  114. ^ Sefer HaHinnuch: The Book of [Mitzvah] Education. Translated by Charles Wengrov, volume 2, pages 131–99. Jerusalem: Feldheim Publishers, 1984. ISBN 0-87306-296-5.
  115. ^ a b Leviticus 10:6.
  116. ^ Leviticus 10:7.
  117. ^ Leviticus 10:9.
  118. ^ Leviticus 11:2.
  119. ^ Leviticus 11:4.
  120. ^ Leviticus 11:9.
  121. ^ Leviticus 11:11.
  122. ^ Leviticus 11:13.
  123. ^ Leviticus 11:21.
  124. ^ Leviticus 11:29.
  125. ^ Leviticus 11:34.
  126. ^ Leviticus 11:39.
  127. ^ Leviticus 11:41.
  128. ^ Leviticus 11:42.
  129. ^ Leviticus 11:43.

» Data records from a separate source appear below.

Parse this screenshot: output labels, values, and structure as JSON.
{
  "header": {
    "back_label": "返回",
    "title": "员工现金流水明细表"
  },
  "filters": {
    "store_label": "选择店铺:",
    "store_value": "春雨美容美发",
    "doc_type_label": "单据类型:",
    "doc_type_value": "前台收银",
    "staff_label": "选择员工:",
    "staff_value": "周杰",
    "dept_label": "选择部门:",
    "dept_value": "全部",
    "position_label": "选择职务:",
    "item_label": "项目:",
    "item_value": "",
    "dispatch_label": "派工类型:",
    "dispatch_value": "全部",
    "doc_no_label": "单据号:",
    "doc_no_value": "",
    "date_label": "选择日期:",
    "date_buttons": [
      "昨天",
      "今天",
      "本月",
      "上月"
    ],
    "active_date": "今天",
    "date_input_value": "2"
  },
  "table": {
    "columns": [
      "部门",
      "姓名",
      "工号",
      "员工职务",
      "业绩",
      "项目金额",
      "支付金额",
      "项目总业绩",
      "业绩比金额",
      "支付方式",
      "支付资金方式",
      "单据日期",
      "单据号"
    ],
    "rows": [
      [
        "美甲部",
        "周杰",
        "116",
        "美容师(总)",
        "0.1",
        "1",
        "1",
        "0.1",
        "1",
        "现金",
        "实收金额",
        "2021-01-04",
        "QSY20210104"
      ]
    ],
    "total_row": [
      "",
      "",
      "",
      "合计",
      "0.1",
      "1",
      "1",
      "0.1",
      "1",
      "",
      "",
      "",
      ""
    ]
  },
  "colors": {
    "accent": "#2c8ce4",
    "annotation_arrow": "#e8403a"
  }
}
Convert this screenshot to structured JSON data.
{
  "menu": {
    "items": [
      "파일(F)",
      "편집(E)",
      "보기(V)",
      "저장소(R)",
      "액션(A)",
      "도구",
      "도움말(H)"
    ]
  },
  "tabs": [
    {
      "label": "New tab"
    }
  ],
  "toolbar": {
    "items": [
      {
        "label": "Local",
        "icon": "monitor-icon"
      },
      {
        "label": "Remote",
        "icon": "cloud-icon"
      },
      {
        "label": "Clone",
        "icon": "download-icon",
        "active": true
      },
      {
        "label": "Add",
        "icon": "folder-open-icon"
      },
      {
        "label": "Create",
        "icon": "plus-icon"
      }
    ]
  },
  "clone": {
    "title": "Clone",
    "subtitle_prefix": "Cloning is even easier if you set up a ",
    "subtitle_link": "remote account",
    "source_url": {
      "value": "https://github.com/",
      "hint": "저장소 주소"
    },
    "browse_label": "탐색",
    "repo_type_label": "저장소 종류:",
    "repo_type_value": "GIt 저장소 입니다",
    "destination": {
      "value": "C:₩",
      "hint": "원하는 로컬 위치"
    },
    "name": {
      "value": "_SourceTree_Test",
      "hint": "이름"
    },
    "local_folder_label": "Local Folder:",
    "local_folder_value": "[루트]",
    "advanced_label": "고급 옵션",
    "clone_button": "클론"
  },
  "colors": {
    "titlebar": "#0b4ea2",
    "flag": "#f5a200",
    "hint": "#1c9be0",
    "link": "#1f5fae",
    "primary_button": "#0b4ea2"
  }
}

  130. ^ Leviticus 11:44.
  131. ^ 2 Samuel 6:1–2.
  132. ^ 2 Samuel 6:3–4.
  133. ^ 2 Samuel 6:5.
  134. ^ 2 Samuel 6:6.
  135. ^ 2 Samuel 6:7.
  136. ^ 2 Samuel 6:8–9.
  137. ^ 2 Samuel 6:10–11.
  138. ^ 2 Samuel 6:12.
  139. ^ 2 Samuel 6:13.
  140. ^ 2 Samuel 6:14–15.
  141. ^ 2 Samuel 6:16.
  142. ^ 2 Samuel 6:17–18.
  143. ^ 2 Samuel 6:19.
  144. ^ 2 Samuel 6:20.
  145. ^ 2 Samuel 6:21–22.
  146. ^ 2 Samuel 6:23.
  147. ^ 2 Samuel 7:1–2.
  148. ^ 2 Samuel 7:3–7.
  149. ^ 2 Samuel 7:8–9.
  150. ^ 2 Samuel 7:10–13.
  151. ^ 2 Samuel 7:14–15.
  152. ^ 2 Samuel 7:16.
  153. ^ 2 Samuel 7:17.
  154. ^ Leviticus 9.
  155. ^ 2 Samuel 6:2–5.
  156. ^ Leviticus 16:1–2.
  157. ^ 2 Samuel 6:6–7.
  158. ^ Numbers 19:18; Ezekiel 36:25.